_PROBLEM DETAILS:_ Your task is to print the listing exactly as it stands.

[Opening EXTRACTED INFORMATION section]

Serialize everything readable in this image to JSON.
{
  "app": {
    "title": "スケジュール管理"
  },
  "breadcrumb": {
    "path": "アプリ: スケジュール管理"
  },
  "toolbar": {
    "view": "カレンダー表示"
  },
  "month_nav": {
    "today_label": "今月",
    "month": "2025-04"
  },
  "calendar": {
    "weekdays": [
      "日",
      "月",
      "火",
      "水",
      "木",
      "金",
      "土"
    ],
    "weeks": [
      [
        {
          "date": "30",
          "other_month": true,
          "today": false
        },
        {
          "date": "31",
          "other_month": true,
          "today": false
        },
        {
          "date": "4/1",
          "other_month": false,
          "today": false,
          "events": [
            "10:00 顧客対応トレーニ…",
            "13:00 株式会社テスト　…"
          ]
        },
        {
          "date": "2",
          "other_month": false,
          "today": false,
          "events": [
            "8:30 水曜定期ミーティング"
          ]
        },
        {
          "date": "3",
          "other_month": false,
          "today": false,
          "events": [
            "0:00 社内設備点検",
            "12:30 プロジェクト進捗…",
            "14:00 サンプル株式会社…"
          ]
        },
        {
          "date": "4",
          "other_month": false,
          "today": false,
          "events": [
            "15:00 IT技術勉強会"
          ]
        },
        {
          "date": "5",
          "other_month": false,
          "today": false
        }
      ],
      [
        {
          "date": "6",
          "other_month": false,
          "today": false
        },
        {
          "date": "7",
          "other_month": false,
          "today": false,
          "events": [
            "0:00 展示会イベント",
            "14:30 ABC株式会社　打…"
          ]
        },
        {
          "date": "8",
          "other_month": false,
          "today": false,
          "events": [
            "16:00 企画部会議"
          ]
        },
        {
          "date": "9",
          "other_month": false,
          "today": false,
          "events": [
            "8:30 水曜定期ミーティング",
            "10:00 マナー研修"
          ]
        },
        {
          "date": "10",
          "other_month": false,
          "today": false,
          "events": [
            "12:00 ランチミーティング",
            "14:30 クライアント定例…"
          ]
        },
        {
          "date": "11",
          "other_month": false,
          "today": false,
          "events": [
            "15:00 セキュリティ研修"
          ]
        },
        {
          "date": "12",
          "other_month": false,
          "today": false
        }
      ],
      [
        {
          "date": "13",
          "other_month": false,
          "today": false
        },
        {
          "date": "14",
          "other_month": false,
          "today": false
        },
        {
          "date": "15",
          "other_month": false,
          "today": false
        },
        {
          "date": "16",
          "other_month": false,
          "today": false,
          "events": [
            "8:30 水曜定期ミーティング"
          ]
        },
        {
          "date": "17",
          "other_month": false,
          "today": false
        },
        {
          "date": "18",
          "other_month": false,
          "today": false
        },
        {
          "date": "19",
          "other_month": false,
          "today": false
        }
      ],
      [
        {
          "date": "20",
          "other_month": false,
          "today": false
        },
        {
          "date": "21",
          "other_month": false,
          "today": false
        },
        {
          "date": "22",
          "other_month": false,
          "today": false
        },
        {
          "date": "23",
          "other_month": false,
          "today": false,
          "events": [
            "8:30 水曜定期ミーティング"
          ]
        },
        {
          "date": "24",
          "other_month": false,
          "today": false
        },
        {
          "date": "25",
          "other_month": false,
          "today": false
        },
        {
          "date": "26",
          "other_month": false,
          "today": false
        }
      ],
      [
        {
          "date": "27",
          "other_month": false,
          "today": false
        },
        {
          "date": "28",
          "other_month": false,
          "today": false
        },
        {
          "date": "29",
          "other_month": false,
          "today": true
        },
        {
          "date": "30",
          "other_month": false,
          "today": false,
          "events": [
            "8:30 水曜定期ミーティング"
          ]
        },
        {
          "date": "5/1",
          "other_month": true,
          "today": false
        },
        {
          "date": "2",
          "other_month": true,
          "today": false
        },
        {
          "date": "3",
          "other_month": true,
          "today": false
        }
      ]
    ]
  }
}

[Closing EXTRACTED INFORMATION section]

_SOLUTION:_
Serialize everything readable in this image to JSON.
{
  "app": {
    "title": "スケジュール管理"
  },
  "breadcrumb": {
    "path": "アプリ: スケジュール管理"
  },
  "toolbar": {
    "view": "カレンダー表示"
  },
  "month_nav": {
    "today_label": "今月",
    "month": "2025-04"
  },
  "calendar": {
    "weekdays": [
      "日",
      "月",
      "火",
      "水",
      "木",
      "金",
      "土"
    ],
    "weeks": [
      [
        {
          "date": "30",
          "other_month": true,
          "today": false
        },
        {
          "date": "31",
          "other_month": true,
          "today": false
        },
        {
          "date": "4/1",
          "other_month": false,
          "today": false,
          "events": [
            "10:00 顧客対応トレーニ…",
            "13:00 株式会社テスト　…"
          ]
        },
        {
          "date": "2",
          "other_month": false,
          "today": false,
          "events": [
            "8:30 水曜定期ミーティング"
          ]
        },
        {
          "date": "3",
          "other_month": false,
          "today": false,
          "events": [
            "0:00 社内設備点検",
            "12:30 プロジェクト進捗…",
            "14:00 サンプル株式会社…"
          ]
        },
        {
          "date": "4",
          "other_month": false,
          "today": false,
          "events": [
            "15:00 IT技術勉強会"
          ]
        },
        {
          "date": "5",
          "other_month": false,
          "today": false
        }
      ],
      [
        {
          "date": "6",
          "other_month": false,
          "today": false
        },
        {
          "date": "7",
          "other_month": false,
          "today": false,
          "events": [
            "0:00 展示会イベント",
            "14:30 ABC株式会社　打…"
          ]
        },
        {
          "date": "8",
          "other_month": false,
          "today": false,
          "events": [
            "16:00 企画部会議"
          ]
        },
        {
          "date": "9",
          "other_month": false,
          "today": false,
          "events": [
            "8:30 水曜定期ミーティング",
            "10:00 マナー研修"
          ]
        },
        {
          "date": "10",
          "other_month": false,
          "today": false,
          "events": [
            "12:00 ランチミーティング",
            "14:30 クライアント定例…"
          ]
        },
        {
          "date": "11",
          "other_month": false,
          "today": false,
          "events": [
            "15:00 セキュリティ研修"
          ]
        },
        {
          "date": "12",
          "other_month": false,
          "today": false
        }
      ],
      [
        {
          "date": "13",
          "other_month": false,
          "today": false
        },
        {
          "date": "14",
          "other_month": false,
          "today": false
        },
        {
          "date": "15",
          "other_month": false,
          "today": false
        },
        {
          "date": "16",
          "other_month": false,
          "today": false,
          "events": [
            "8:30 水曜定期ミーティング"
          ]
        },
        {
          "date": "17",
          "other_month": false,
          "today": false
        },
        {
          "date": "18",
          "other_month": false,
          "today": false
        },
        {
          "date": "19",
          "other_month": false,
          "today": false
        }
      ],
      [
        {
          "date": "20",
          "other_month": false,
          "today": false
        },
        {
          "date": "21",
          "other_month": false,
          "today": false
        },
        {
          "date": "22",
          "other_month": false,
          "today": false
        },
        {
          "date": "23",
          "other_month": false,
          "today": false,
          "events": [
            "8:30 水曜定期ミーティング"
          ]
        },
        {
          "date": "24",
          "other_month": false,
          "today": false
        },
        {
          "date": "25",
          "other_month": false,
          "today": false
        },
        {
          "date": "26",
          "other_month": false,
          "today": false
        }
      ],
      [
        {
          "date": "27",
          "other_month": false,
          "today": false
        },
        {
          "date": "28",
          "other_month": false,
          "today": false
        },
        {
          "date": "29",
          "other_month": false,
          "today": true
        },
        {
          "date": "30",
          "other_month": false,
          "today": false,
          "events": [
            "8:30 水曜定期ミーティング"
          ]
        },
        {
          "date": "5/1",
          "other_month": true,
          "today": false
        },
        {
          "date": "2",
          "other_month": true,
          "today": false
        },
        {
          "date": "3",
          "other_month": true,
          "today": false
        }
      ]
    ]
  }
}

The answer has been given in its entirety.